On this date in 1809, Abraham Lincoln was born in Hodgenville, Ky. Once upon a time, Americans commemorated his birthday and that of George Washington (on Feb. 22) separately. Surely men of such stature deserved the distinction instead of the conglomeration that is Monday next's Presidents Day, a three-day federal holiday better known for store sales than presidents.
All presidential tenures are not equal, of course. But that they are has become the mindset of our everybody's-a-winner society.
Alas, and not to that end, we commend for your review, on what would have been Mr. Lincoln's 205th birthday, some words to ponder, from an Aug. 22, 1864, speech to the 166th Ohio Regiment as America remained in the throes of a great civil war:

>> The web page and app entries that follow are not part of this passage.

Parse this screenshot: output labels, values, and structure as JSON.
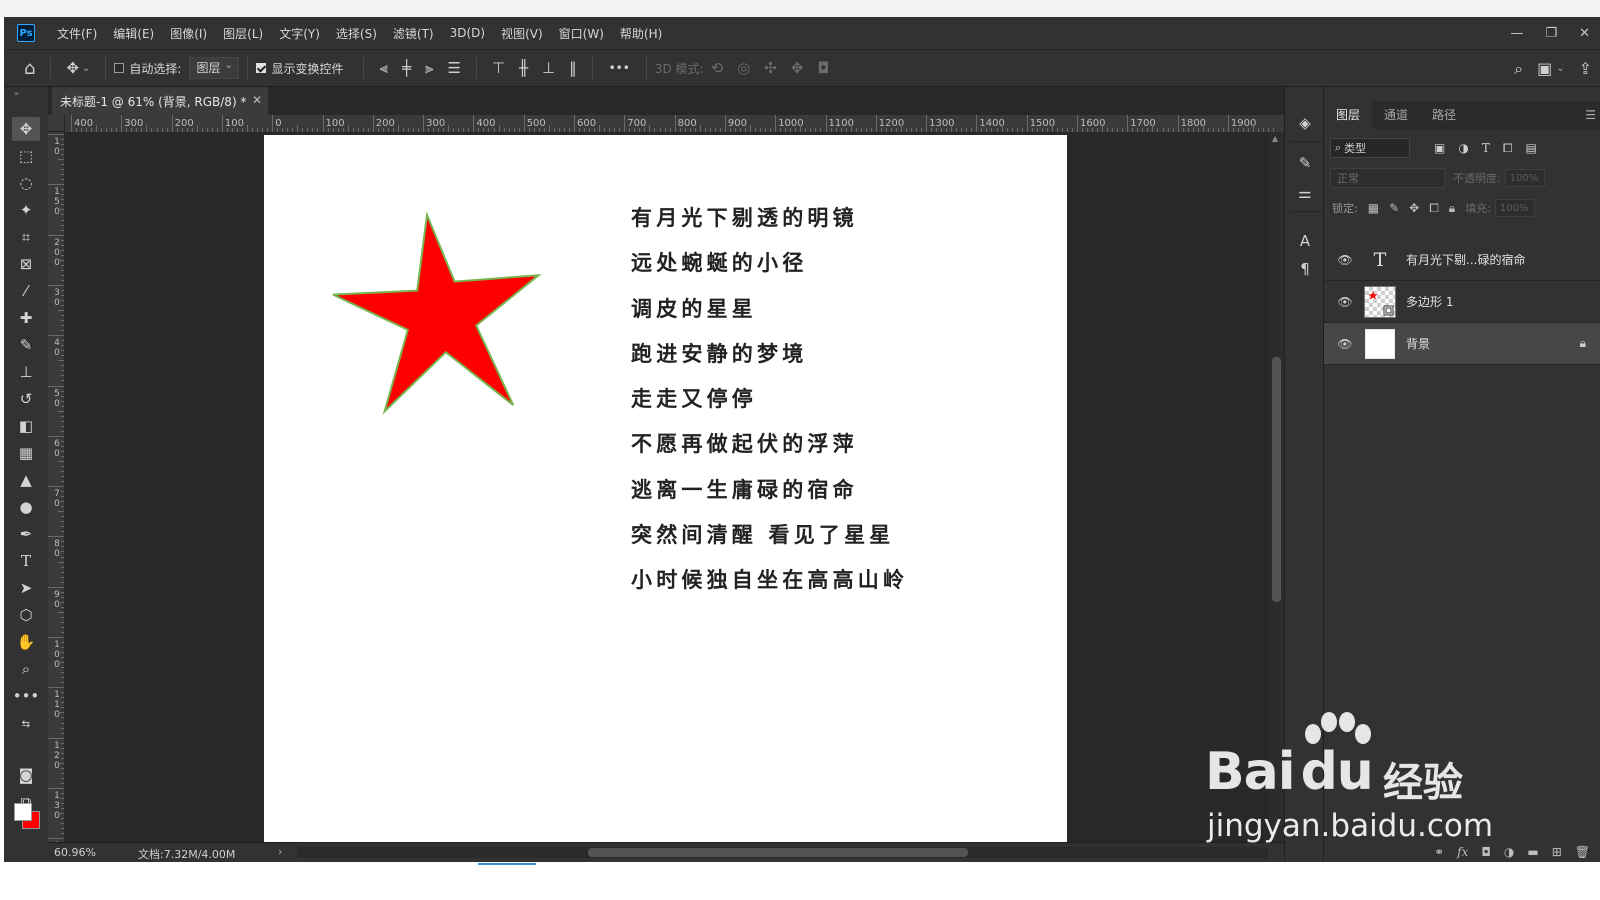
{
  "app": {
    "logo": "Ps"
  },
  "menu": [
    "文件(F)",
    "编辑(E)",
    "图像(I)",
    "图层(L)",
    "文字(Y)",
    "选择(S)",
    "滤镜(T)",
    "3D(D)",
    "视图(V)",
    "窗口(W)",
    "帮助(H)"
  ],
  "options": {
    "auto_select_label": "自动选择:",
    "auto_select_checked": false,
    "auto_select_target": "图层",
    "show_transform_label": "显示变换控件",
    "show_transform_checked": true,
    "more": "•••",
    "mode_3d_label": "3D 模式:"
  },
  "document": {
    "tab_title": "未标题-1 @ 61% (背景, RGB/8) *",
    "star_fill": "#ff0000",
    "star_stroke": "#78b450",
    "poem_lines": [
      "有月光下剔透的明镜",
      "远处蜿蜒的小径",
      "调皮的星星",
      "跑进安静的梦境",
      "走走又停停",
      "不愿再做起伏的浮萍",
      "逃离一生庸碌的宿命",
      "突然间清醒 看见了星星",
      "小时候独自坐在高高山岭"
    ]
  },
  "ruler": {
    "h_labels": [
      "400",
      "300",
      "200",
      "100",
      "0",
      "100",
      "200",
      "300",
      "400",
      "500",
      "600",
      "700",
      "800",
      "900",
      "1000",
      "1100",
      "1200",
      "1300",
      "1400",
      "1500",
      "1600",
      "1700",
      "1800",
      "1900"
    ],
    "v_labels": [
      "1 0",
      "1 5 0",
      "2 0 0",
      "3 0",
      "4 0",
      "5 0",
      "6 0",
      "7 0",
      "8 0",
      "9 0",
      "1 0 0",
      "1 1 0",
      "1 2 0",
      "1 3 0",
      "1 4 0"
    ]
  },
  "status": {
    "zoom": "60.96%",
    "doc_info": "文档:7.32M/4.00M",
    "arrow": "›"
  },
  "layers_panel": {
    "tabs": [
      "图层",
      "通道",
      "路径"
    ],
    "filter_label": "类型",
    "blend_mode": "正常",
    "opacity_label": "不透明度:",
    "opacity_value": "100%",
    "lock_label": "锁定:",
    "fill_label": "填充:",
    "fill_value": "100%",
    "layers": [
      {
        "name": "有月光下剔...碌的宿命",
        "kind": "text",
        "thumb_glyph": "T"
      },
      {
        "name": "多边形 1",
        "kind": "shape"
      },
      {
        "name": "背景",
        "kind": "background",
        "locked": true
      }
    ]
  },
  "colors": {
    "foreground": "#ffffff",
    "background": "#ff0000",
    "accent": "#31a8ff"
  },
  "watermark": {
    "brand_latin_1": "Bai",
    "brand_latin_2": "du",
    "brand_cn": "经验",
    "url": "jingyan.baidu.com"
  }
}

“I happen temporarily to occupy this big White House. I am a living witness that any one of your children may look to come here as my father's child has. It is in order that each of you may have through this free government which we have enjoyed, an open field and a fair chance for your industry, enterprise and intelligence; that you may all have equal privileges in the race of life, with all its desirable human aspirations. It is for this the struggle should be maintained, that we may not lose our birthright — not only for one, but for two or three years. The nation is worth fighting for, to secure such an inestimable jewel.”
Sadly, the American jewel is tarnished these days. May the fight continue. And may our struggles polish the jewel anew.